+++ Supplied entries +++

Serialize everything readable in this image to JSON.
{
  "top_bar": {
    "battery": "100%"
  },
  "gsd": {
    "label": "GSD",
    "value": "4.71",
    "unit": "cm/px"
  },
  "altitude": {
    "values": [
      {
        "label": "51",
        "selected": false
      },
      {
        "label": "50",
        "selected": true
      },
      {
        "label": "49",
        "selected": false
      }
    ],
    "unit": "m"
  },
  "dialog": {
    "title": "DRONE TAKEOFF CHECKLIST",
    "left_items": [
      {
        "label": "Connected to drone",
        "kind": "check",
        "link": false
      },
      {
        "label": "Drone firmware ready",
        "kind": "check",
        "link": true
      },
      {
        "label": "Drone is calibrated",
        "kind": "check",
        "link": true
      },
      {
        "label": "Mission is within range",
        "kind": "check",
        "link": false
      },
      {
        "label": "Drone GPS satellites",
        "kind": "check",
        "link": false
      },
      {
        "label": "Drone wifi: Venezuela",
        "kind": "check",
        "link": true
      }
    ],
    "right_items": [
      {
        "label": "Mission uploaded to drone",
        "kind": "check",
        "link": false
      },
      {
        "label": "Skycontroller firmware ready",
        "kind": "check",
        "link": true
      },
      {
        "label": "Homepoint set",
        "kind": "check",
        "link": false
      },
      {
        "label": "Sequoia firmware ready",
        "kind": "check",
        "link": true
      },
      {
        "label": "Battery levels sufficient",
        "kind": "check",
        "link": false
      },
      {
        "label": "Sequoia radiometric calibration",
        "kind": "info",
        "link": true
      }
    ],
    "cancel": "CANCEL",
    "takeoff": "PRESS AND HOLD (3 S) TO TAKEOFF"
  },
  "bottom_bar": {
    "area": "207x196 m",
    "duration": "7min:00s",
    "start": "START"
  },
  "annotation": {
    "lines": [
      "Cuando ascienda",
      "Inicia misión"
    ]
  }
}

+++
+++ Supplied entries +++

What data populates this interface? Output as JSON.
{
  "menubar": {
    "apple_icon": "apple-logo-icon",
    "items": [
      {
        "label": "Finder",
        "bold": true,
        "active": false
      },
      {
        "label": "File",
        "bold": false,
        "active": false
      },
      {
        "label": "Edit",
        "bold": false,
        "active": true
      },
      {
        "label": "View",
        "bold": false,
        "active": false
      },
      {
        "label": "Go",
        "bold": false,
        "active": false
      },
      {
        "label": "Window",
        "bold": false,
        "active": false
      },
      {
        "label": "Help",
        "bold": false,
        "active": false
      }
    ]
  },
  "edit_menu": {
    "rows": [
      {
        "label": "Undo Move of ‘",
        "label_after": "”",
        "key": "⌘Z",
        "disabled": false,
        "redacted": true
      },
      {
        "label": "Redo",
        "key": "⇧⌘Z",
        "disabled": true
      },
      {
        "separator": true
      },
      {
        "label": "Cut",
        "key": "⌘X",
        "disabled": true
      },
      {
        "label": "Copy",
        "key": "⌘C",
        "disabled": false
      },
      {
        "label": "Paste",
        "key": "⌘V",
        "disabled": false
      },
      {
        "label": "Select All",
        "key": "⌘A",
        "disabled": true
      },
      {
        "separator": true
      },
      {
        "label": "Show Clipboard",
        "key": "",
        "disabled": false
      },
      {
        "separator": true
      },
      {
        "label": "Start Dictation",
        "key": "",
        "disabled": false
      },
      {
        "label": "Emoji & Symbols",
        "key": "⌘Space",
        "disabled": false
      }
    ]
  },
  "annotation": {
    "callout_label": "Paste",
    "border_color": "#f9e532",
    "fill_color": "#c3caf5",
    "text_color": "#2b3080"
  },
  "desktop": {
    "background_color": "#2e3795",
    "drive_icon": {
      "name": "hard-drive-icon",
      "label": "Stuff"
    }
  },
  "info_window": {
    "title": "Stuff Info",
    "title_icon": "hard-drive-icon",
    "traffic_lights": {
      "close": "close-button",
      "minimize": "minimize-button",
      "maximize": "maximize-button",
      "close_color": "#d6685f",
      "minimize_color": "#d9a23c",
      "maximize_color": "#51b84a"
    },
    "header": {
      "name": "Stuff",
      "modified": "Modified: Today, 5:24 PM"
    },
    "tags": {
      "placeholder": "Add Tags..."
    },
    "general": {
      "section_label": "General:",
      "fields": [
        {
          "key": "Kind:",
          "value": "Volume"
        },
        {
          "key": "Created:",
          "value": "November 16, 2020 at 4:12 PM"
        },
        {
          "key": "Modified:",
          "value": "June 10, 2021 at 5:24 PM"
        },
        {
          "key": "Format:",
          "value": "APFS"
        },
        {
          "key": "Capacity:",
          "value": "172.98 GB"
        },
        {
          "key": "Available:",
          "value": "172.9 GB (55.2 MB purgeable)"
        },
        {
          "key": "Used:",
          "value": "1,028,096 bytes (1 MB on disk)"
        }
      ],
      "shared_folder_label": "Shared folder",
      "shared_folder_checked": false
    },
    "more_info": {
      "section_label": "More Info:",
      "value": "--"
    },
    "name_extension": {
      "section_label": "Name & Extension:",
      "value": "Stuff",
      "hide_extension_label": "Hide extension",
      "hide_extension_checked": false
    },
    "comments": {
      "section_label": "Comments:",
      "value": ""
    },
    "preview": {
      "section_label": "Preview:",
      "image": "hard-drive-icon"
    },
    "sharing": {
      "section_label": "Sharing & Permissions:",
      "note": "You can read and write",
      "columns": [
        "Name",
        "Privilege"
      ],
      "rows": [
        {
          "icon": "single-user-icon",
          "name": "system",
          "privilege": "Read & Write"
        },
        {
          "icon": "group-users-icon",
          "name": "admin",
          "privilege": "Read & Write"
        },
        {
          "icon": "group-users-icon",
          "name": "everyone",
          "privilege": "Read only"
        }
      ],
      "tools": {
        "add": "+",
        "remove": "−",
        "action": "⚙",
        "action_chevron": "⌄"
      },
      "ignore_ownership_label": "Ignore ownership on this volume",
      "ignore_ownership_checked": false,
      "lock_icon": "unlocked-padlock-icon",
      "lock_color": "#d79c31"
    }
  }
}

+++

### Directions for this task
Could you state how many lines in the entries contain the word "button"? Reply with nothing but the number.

### Exercise answer
3